## What needs to be done
Your answer should consist of the lines below that hold the word "label".

## Extracted data
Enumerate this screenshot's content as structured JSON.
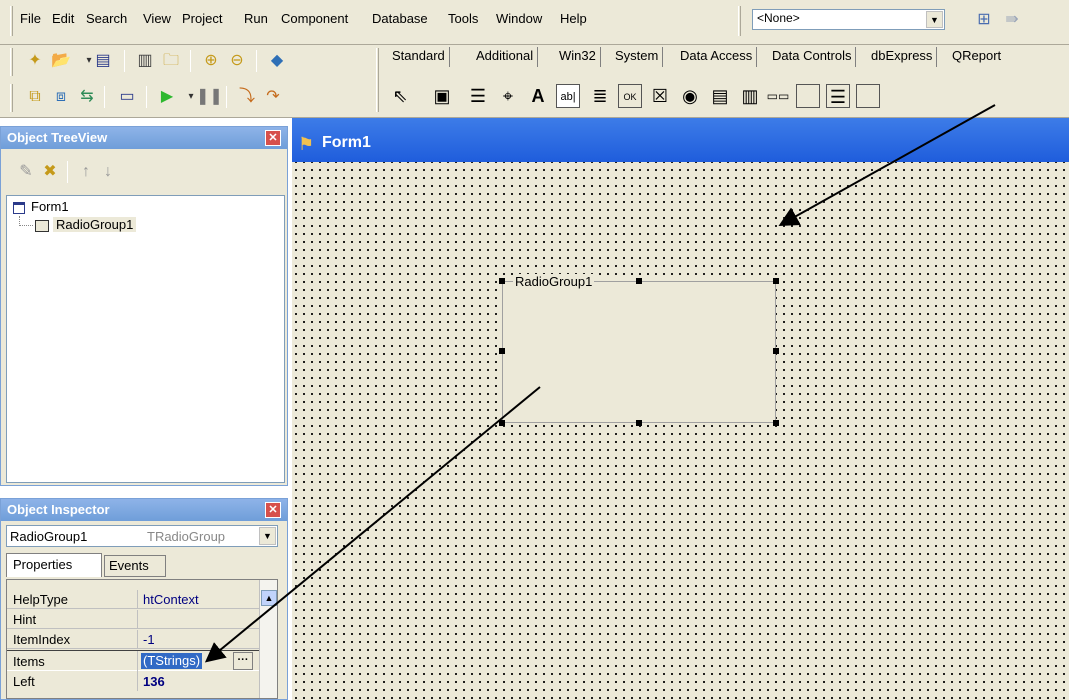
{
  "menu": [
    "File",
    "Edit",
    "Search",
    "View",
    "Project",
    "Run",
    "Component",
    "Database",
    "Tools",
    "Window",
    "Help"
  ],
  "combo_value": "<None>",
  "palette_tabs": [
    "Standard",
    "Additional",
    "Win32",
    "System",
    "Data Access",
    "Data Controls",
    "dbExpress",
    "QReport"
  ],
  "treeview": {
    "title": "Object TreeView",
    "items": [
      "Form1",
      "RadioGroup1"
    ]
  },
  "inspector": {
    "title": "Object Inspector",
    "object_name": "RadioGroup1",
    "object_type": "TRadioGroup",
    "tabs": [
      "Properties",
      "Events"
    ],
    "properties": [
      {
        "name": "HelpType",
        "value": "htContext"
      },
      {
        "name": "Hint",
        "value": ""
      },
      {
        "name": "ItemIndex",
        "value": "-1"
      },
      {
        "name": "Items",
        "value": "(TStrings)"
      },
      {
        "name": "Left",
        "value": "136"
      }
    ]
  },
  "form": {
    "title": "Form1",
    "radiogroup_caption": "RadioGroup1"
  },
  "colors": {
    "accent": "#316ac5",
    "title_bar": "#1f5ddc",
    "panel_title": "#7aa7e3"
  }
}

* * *

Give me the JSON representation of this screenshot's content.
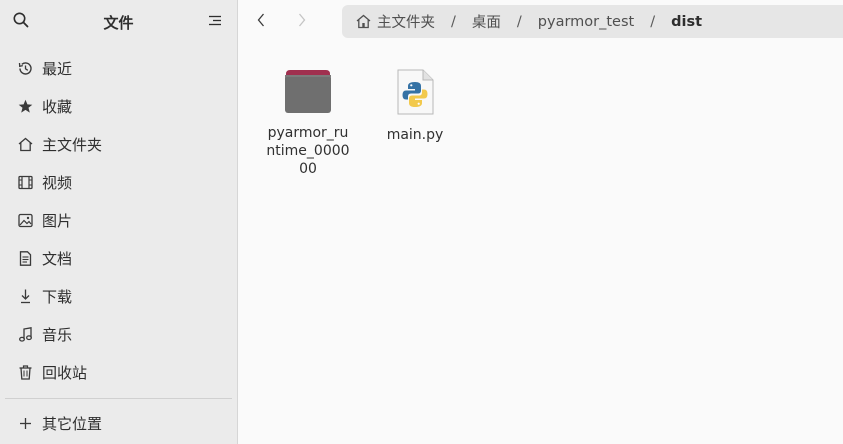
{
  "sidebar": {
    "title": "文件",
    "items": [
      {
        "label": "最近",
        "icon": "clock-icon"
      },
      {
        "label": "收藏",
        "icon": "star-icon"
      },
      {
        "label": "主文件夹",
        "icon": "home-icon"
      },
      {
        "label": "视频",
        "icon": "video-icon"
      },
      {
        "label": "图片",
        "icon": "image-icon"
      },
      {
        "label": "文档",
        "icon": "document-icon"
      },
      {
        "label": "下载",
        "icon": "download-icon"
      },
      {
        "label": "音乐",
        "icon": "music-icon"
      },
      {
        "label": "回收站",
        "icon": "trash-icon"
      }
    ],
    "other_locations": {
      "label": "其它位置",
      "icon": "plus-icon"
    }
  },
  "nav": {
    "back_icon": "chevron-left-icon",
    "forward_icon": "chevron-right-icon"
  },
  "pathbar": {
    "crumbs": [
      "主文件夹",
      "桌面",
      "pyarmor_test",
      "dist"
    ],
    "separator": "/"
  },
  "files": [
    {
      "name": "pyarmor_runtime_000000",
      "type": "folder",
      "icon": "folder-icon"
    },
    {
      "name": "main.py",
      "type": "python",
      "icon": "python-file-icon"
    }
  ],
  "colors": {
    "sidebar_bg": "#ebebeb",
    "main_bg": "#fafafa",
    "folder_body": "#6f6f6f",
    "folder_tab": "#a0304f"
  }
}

## Written response
        "label": "最近",
        "label": "收藏",
        "label": "主文件夹",
        "label": "视频",
        "label": "图片",
        "label": "文档",
        "label": "下载",
        "label": "音乐",
        "label": "回收站",
      "label": "其它位置",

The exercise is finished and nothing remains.